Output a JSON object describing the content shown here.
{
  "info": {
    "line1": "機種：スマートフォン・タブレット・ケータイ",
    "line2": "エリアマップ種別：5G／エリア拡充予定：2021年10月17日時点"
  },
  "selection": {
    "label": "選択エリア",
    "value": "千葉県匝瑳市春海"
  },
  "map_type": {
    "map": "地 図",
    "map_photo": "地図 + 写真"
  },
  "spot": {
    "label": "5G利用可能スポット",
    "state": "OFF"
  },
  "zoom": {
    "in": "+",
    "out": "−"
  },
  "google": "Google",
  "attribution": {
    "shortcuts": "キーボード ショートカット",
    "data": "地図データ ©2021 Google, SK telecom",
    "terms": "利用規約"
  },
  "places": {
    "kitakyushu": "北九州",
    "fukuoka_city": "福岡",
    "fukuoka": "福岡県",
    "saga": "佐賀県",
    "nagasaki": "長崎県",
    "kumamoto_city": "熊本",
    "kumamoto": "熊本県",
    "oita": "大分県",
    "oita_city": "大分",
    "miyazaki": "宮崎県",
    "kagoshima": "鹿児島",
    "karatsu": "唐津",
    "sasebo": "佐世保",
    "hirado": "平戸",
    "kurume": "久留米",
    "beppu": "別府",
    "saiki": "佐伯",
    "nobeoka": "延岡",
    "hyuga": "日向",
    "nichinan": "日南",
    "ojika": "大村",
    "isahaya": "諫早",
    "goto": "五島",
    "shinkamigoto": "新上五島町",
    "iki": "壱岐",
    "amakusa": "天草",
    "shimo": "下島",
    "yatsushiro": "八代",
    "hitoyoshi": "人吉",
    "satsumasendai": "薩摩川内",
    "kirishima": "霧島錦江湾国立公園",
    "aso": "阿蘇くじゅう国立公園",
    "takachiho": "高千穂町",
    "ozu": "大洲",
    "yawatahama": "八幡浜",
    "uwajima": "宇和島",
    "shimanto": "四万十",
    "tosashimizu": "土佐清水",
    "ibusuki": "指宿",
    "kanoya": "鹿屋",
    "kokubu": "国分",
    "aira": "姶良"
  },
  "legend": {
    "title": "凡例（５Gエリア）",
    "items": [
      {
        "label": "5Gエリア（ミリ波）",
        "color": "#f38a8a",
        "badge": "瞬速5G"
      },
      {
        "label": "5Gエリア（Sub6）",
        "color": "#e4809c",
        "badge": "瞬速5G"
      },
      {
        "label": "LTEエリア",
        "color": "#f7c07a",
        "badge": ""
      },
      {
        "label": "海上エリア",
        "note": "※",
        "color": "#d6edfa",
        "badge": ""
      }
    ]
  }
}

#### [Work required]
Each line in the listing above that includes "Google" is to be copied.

#### [Answer space]
  "google": "Google",
    "data": "地図データ ©2021 Google, SK telecom",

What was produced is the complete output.